“All we have to do is connect the dots between the values they already have and why they would care about a changing climate. I truly believe, after thousands of conversations that I’ve had over the past decade and more, that just about every single person in the world already has the values they need to care about a changing climate. They just haven’t connected the dots. And that’s what we can do through our conversation with them.
“The bottom line is, we don’t have to be a liberal tree hugger to care about a changing climate. All we have to be is a human living on this planet. Because no matter where we live, climate change is already affecting us today…”
“What we need to fix this thing is rational hope. Yes, we absolutely do need to recognize what’s at stake…But we need a vision of a better future — a future with abundant energy, with a stable economy, with resources available to all, where our lives are not worse but better than they are today.
“There are solutions. And that’s why the second important thing that we have to talk about is solutions — practical, viable, accessible, attractive solutions. Like what? Well, there’s no silver bullet, as they say, but there’s plenty of silver buckshot.”
Some “Silver Buckshot”
Here are a few pieces of silver buckshot that Hayhoe points out both save money and reduce our carbon footprints:
*eating lower down the food chain
*reducing food waste
This last one fascinates me. We throw away about one-third of our food, and methane from rotting foods in landfills is an even worse source of warming than carbon dioxide. After China and the US, food waste is the third leading contributor to climate change, Hayhoe says. So I guess it’s time for me to compare our shopping lists with our actual eating habits and what we toss away.
There’s also hope in the corporate world. Apple has decarbonized its entire operations. Walmart and Berkshire Hathaway are making changes. So are various agricultural and oil and gas companies (but not BP, which obstructs climate improvement actions behind the scenes, Hayhoe reports.)

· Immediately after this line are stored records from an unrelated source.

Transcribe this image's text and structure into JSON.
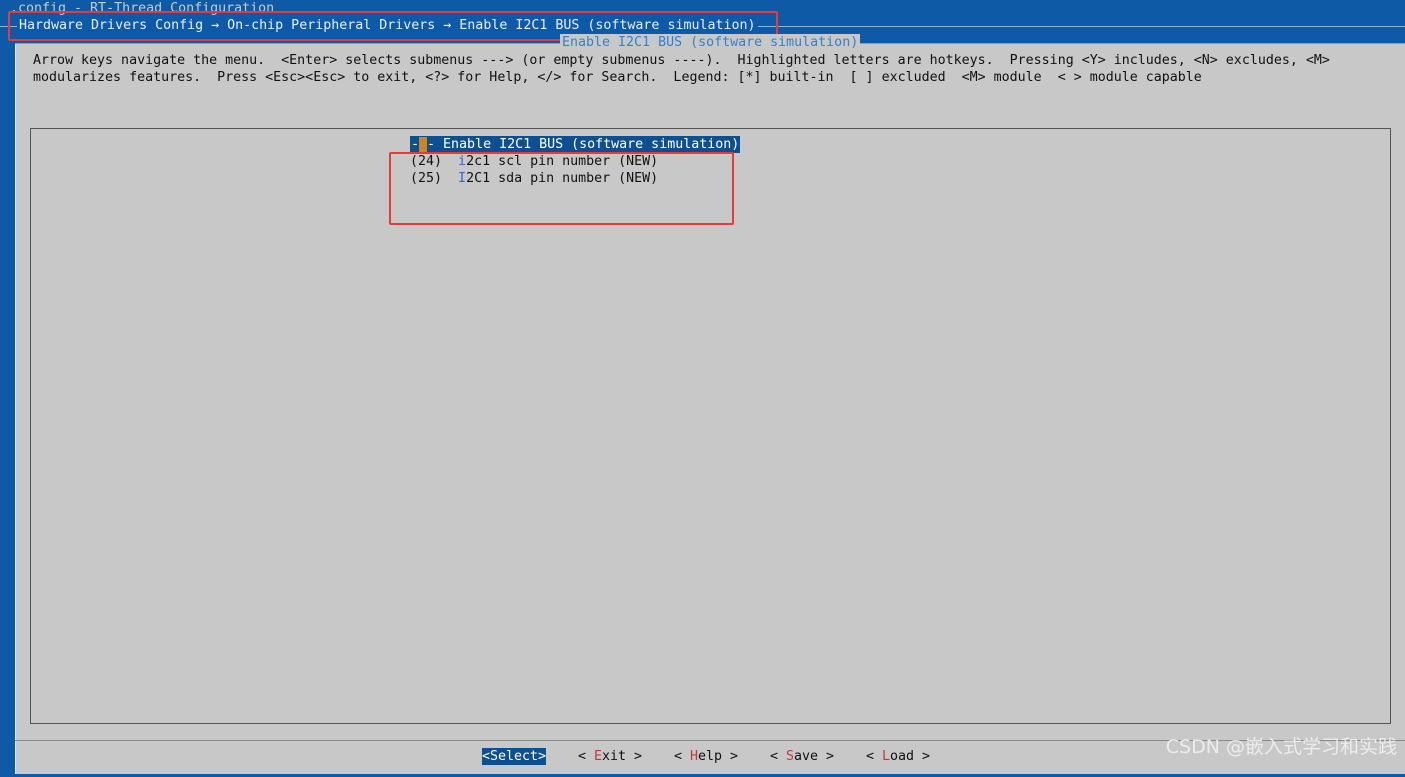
{
  "window": {
    "title": ".config - RT-Thread Configuration"
  },
  "breadcrumb": {
    "text": "Hardware Drivers Config → On-chip Peripheral Drivers → Enable I2C1 BUS (software simulation)"
  },
  "dialog": {
    "title": "Enable I2C1 BUS (software simulation)",
    "help_line1": "Arrow keys navigate the menu.  <Enter> selects submenus ---> (or empty submenus ----).  Highlighted letters are hotkeys.  Pressing <Y> includes, <N> excludes, <M>",
    "help_line2": "modularizes features.  Press <Esc><Esc> to exit, <?> for Help, </> for Search.  Legend: [*] built-in  [ ] excluded  <M> module  < > module capable"
  },
  "menu": {
    "selected": {
      "prefix": "-",
      "dash": "-",
      "suffix": "- Enable I2C1 BUS (software simulation)"
    },
    "items": [
      {
        "value": "(24)",
        "hotkey": "i",
        "rest": "2c1 scl pin number (NEW)"
      },
      {
        "value": "(25)",
        "hotkey": "I",
        "rest": "2C1 sda pin number (NEW)"
      }
    ]
  },
  "buttons": {
    "select": "<Select>",
    "exit": {
      "pre": "< ",
      "hk": "E",
      "rest": "xit >"
    },
    "help": {
      "pre": "< ",
      "hk": "H",
      "rest": "elp >"
    },
    "save": {
      "pre": "< ",
      "hk": "S",
      "rest": "ave >"
    },
    "load": {
      "pre": "< ",
      "hk": "L",
      "rest": "oad >"
    }
  },
  "watermark": "CSDN @嵌入式学习和实践",
  "colors": {
    "background": "#0e5aa7",
    "dialog": "#c8c8c8",
    "highlight": "#0e4f8f",
    "annotation": "#e83a3a"
  }
}
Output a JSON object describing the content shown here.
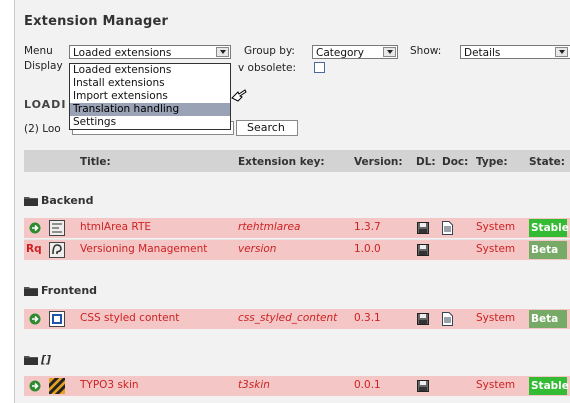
{
  "header": {
    "title": "Extension Manager"
  },
  "controls": {
    "menu_label": "Menu",
    "menu_value": "Loaded extensions",
    "menu_options": [
      "Loaded extensions",
      "Install extensions",
      "Import extensions",
      "Translation handling",
      "Settings"
    ],
    "menu_highlighted_index": 3,
    "group_by_label": "Group by:",
    "group_by_value": "Category",
    "show_label": "Show:",
    "show_value": "Details",
    "display_label_partial": "Display",
    "obsolete_label_partial": "v obsolete:",
    "section_partial": "LOADI",
    "count_partial": "(2) Loo",
    "search_button": "Search",
    "search_value": ""
  },
  "table": {
    "headers": [
      "Title:",
      "Extension key:",
      "Version:",
      "DL:",
      "Doc:",
      "Type:",
      "State:"
    ],
    "groups": [
      {
        "name": "Backend",
        "rows": [
          {
            "title": "htmlArea RTE",
            "key": "rtehtmlarea",
            "version": "1.3.7",
            "has_doc": true,
            "type": "System",
            "state": "Stable",
            "action": "install"
          },
          {
            "title": "Versioning Management",
            "key": "version",
            "version": "1.0.0",
            "has_doc": false,
            "type": "System",
            "state": "Beta",
            "action": "Rq"
          }
        ]
      },
      {
        "name": "Frontend",
        "rows": [
          {
            "title": "CSS styled content",
            "key": "css_styled_content",
            "version": "0.3.1",
            "has_doc": true,
            "type": "System",
            "state": "Beta",
            "action": "install"
          }
        ]
      },
      {
        "name": "[]",
        "rows": [
          {
            "title": "TYPO3 skin",
            "key": "t3skin",
            "version": "0.0.1",
            "has_doc": false,
            "type": "System",
            "state": "Stable",
            "action": "install"
          }
        ]
      }
    ]
  },
  "colors": {
    "row_bg": "#f5c6c6",
    "stable": "#33bb33",
    "beta": "#77aa66",
    "link_red": "#cc2222",
    "highlight": "#9aa2b5"
  }
}
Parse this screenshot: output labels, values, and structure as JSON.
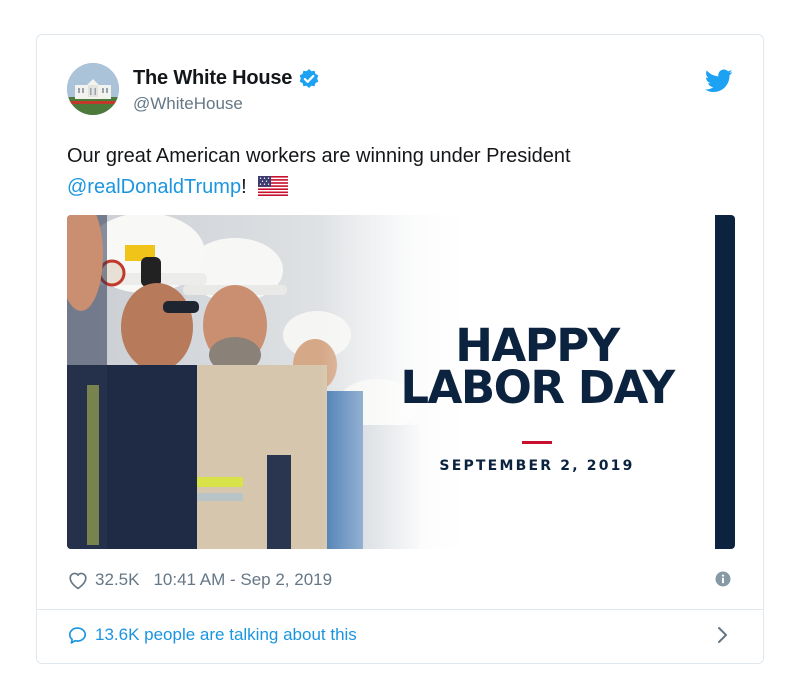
{
  "author": {
    "display_name": "The White House",
    "handle": "@WhiteHouse",
    "verified_icon": "verified-badge-icon",
    "avatar": "white-house-building-avatar"
  },
  "brand_icon": "twitter-bird-icon",
  "tweet": {
    "text_before": "Our great American workers are winning under President",
    "mention": "@realDonaldTrump",
    "text_after": "!",
    "emoji": "us-flag-emoji"
  },
  "media": {
    "headline_line1": "HAPPY",
    "headline_line2": "LABOR DAY",
    "date": "SEPTEMBER 2, 2019"
  },
  "stats": {
    "likes": "32.5K",
    "timestamp": "10:41 AM - Sep 2, 2019"
  },
  "footer": {
    "talking": "13.6K people are talking about this"
  },
  "colors": {
    "accent_blue": "#1da1f2",
    "link_blue": "#1b95e0",
    "navy": "#0c2340",
    "red": "#c8102e",
    "muted_text": "#657786",
    "border": "#e1e8ed"
  }
}
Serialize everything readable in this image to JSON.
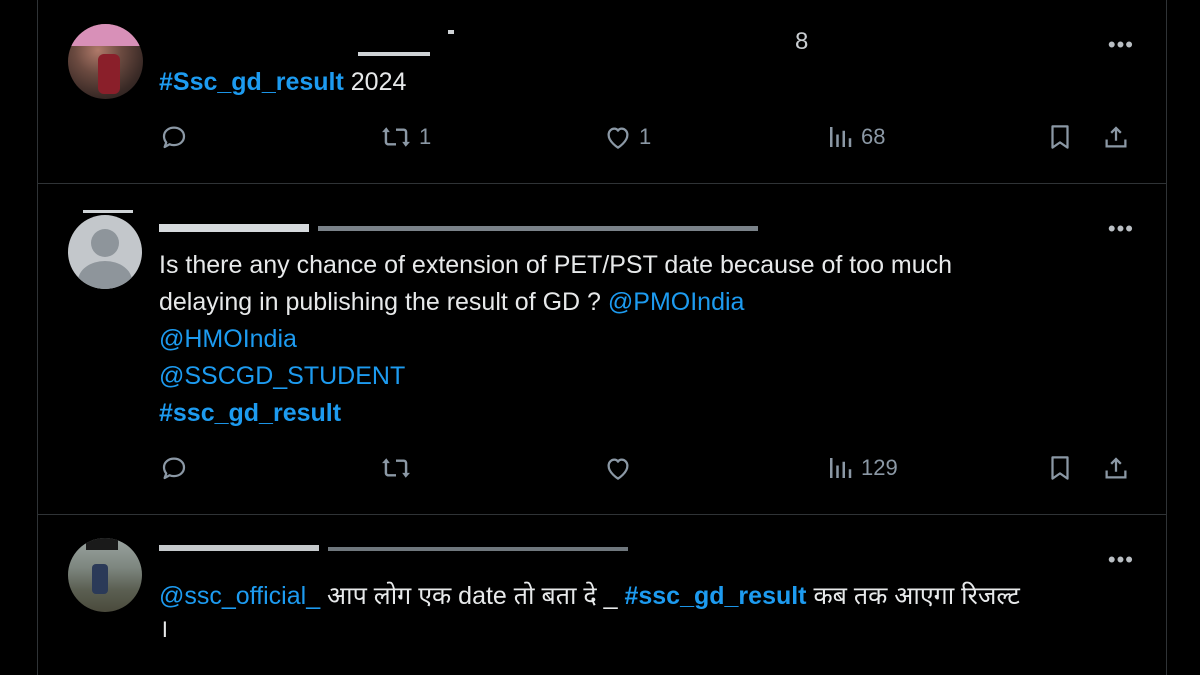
{
  "posts": [
    {
      "stray_char": "8",
      "hashtag": "#Ssc_gd_result",
      "after_text": " 2024",
      "more_label": "•••",
      "counts": {
        "replies": "",
        "reposts": "1",
        "likes": "1",
        "views": "68"
      }
    },
    {
      "more_label": "•••",
      "text_line1": "Is there any chance of extension of PET/PST date because of too much",
      "text_line2": "delaying in publishing the result of GD ? ",
      "mention1": "@PMOIndia",
      "mention2": "@HMOIndia",
      "mention3": "@SSCGD_STUDENT",
      "hashtag": "#ssc_gd_result",
      "counts": {
        "replies": "",
        "reposts": "",
        "likes": "",
        "views": "129"
      }
    },
    {
      "more_label": "•••",
      "mention": "@ssc_official_",
      "text_mid": " आप लोग एक date तो बता दे _ ",
      "hashtag": "#ssc_gd_result",
      "text_end": " कब तक आएगा रिजल्ट",
      "text_line2": "।"
    }
  ],
  "icons": [
    "reply-icon",
    "repost-icon",
    "like-icon",
    "views-icon",
    "bookmark-icon",
    "share-icon"
  ],
  "colors": {
    "background": "#000000",
    "text": "#e7e9ea",
    "link": "#1d9bf0",
    "muted": "#8b98a5",
    "divider": "#2f3336"
  }
}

And guess who Hayhoe finds the most effective sector of the population in driving awareness and working toward solutions? Kids!
“Children are speaking up—so genuine and real: ‘We need to preserve the planet.’”
Hayhoe cites a North Carolina study that found educating children about climate change had a positive and noticeable impact: when a young daughter spoke to her conservative father, she moved his position.
“The world is changing. But it just isn’t changing fast enough. Too often, we picture this problem as a giant boulder sitting at the bottom of a hill, with only a few hands on it, trying to roll it up the hill.
“But in reality, that boulder is already at the top of the hill. And it’s got hundreds of millions of hands, maybe even billions on it, pushing it down. It just isn’t going fast enough. So how do we speed up that giant boulder so we can fix climate change in time? You guessed it. The number one way is by talking about it.
“The bottom line is this: climate change is affecting you and me right here, right now, in the places where we live. But by working together, we can fix it. Sure, it’s a daunting problem. Nobody knows that more than us climate scientists. But we can’t give in to despair. We have to go out and actively look for the hope that we need, that will inspire us to act. And that hope begins with a conversation today.”
So are you encouraged to have a conversation? Do you think it’s realistic to find common ground on this vital issue that affects us all—including those who don’t think it’s even an issue? And are you letting your representatives at all levels know how important you think this topic is?
And if you’re a skeptic, how would you react if your child, grandchild, or other young person close to you made a rational appeal—for the sake of their future?